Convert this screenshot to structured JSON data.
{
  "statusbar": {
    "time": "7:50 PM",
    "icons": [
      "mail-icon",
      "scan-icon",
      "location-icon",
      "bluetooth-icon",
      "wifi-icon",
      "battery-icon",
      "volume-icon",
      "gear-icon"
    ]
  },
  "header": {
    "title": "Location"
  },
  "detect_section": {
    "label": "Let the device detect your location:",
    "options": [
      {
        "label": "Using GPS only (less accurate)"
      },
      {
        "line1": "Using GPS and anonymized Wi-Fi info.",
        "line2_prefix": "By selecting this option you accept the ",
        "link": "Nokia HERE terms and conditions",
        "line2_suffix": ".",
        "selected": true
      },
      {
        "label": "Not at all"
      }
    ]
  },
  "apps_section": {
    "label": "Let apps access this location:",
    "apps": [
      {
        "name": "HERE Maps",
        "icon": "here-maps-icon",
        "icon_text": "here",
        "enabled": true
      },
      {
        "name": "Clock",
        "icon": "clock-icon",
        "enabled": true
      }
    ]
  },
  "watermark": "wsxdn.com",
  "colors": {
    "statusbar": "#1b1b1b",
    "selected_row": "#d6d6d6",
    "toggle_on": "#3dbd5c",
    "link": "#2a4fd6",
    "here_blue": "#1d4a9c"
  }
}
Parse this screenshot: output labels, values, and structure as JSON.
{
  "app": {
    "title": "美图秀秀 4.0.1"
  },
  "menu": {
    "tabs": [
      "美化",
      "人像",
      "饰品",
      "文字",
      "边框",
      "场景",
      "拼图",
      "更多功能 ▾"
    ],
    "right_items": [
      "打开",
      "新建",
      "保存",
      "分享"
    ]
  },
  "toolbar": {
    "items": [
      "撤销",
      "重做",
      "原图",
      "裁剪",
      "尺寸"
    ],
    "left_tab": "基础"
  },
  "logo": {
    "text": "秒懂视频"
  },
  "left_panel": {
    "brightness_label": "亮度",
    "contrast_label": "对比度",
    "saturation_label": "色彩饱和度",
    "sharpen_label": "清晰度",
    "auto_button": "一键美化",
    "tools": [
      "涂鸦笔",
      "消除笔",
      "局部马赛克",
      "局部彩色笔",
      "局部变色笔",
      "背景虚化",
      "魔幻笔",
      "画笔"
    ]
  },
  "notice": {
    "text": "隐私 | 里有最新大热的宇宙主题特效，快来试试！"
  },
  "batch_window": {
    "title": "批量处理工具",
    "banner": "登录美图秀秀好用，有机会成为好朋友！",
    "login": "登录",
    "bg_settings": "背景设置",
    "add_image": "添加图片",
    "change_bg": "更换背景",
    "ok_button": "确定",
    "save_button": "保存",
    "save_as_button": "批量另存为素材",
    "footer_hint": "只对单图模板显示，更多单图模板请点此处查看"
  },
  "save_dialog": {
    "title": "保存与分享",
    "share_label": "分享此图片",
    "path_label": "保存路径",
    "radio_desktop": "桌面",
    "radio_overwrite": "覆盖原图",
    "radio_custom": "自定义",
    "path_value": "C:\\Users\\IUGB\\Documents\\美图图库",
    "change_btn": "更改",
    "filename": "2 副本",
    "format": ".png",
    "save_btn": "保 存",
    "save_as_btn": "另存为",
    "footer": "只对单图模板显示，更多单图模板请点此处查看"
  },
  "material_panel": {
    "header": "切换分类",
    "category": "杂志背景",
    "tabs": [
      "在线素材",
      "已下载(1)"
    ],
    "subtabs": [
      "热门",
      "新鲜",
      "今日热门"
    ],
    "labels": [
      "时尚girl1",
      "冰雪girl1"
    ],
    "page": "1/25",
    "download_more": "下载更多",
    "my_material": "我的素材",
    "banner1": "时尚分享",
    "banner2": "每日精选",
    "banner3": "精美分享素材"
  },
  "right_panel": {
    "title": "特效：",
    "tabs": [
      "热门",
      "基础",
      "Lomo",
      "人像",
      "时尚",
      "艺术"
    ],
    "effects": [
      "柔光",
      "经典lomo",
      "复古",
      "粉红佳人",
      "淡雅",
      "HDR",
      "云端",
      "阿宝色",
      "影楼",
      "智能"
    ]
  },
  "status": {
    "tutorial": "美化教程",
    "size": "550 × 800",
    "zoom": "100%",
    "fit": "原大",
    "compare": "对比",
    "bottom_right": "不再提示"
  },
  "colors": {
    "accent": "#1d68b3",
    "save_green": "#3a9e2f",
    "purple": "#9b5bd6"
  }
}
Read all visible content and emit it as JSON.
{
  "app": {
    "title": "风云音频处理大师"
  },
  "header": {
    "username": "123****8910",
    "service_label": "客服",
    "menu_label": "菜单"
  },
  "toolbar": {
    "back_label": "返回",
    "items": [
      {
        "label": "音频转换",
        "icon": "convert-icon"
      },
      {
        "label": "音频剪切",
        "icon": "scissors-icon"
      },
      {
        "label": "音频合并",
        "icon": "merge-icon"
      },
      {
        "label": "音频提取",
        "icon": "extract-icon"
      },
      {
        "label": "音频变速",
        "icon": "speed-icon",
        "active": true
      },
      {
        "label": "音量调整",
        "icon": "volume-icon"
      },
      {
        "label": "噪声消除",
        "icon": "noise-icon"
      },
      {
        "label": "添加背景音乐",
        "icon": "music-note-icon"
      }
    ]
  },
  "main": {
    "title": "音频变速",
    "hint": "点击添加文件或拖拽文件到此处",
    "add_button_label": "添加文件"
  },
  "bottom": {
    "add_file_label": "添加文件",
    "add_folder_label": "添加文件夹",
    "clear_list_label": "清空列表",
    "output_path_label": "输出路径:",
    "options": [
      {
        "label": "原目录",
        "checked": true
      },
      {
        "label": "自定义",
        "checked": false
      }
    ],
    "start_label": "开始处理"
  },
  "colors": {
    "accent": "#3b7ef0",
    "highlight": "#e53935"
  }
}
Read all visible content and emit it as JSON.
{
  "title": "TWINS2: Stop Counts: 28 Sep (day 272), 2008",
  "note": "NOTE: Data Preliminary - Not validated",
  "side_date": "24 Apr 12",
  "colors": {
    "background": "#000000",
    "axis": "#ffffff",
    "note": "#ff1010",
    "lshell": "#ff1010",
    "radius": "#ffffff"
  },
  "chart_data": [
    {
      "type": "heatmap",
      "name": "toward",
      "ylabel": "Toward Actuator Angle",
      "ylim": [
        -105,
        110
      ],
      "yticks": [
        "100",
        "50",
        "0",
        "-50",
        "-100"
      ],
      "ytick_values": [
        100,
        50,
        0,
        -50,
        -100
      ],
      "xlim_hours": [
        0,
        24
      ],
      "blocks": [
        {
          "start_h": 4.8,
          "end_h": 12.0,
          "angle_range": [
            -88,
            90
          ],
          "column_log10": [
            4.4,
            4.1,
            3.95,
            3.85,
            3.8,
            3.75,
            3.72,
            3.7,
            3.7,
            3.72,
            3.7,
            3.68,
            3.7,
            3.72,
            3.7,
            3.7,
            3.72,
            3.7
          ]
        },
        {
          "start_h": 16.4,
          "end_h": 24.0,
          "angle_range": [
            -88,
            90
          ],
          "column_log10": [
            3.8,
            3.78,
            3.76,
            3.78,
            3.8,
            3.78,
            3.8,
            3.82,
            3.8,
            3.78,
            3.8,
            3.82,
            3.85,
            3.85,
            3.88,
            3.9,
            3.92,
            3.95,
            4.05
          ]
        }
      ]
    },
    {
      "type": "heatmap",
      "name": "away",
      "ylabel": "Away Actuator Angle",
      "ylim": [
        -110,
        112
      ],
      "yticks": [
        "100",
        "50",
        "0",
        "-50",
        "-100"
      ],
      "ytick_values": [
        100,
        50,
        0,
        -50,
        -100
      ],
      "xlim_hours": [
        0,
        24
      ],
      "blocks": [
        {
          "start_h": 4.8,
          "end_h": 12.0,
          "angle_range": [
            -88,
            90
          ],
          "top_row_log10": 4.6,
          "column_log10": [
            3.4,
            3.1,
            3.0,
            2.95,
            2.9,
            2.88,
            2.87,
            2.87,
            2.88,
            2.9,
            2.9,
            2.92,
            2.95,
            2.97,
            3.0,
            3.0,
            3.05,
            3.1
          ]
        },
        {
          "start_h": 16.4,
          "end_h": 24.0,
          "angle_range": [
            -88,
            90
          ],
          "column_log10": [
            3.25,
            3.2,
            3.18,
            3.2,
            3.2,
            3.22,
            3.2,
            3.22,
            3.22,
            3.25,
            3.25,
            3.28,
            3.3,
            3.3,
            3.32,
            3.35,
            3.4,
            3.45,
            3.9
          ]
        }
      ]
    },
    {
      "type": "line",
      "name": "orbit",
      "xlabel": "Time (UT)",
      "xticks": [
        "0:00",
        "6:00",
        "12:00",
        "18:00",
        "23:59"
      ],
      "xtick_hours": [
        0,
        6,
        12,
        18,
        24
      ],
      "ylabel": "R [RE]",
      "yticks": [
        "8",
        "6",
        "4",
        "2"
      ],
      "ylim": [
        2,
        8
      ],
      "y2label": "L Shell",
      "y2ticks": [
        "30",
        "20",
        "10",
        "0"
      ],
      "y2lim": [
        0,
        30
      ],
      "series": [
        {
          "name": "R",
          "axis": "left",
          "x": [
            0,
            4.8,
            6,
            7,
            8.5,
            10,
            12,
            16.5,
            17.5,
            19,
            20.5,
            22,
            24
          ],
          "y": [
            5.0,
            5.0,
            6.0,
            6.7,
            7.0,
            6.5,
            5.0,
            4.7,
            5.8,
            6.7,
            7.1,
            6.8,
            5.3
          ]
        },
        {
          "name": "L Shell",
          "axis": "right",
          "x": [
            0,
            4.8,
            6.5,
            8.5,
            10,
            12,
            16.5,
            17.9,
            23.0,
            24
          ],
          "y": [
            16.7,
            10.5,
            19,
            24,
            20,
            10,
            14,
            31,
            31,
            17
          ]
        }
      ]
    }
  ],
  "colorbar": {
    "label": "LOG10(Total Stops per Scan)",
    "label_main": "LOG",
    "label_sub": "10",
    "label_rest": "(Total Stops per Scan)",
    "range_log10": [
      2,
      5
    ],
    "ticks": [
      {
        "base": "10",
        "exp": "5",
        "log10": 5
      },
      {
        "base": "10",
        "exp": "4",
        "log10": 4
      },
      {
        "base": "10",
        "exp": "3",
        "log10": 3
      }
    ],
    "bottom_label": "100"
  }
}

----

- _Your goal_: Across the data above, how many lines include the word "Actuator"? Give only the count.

- _Response area_: 2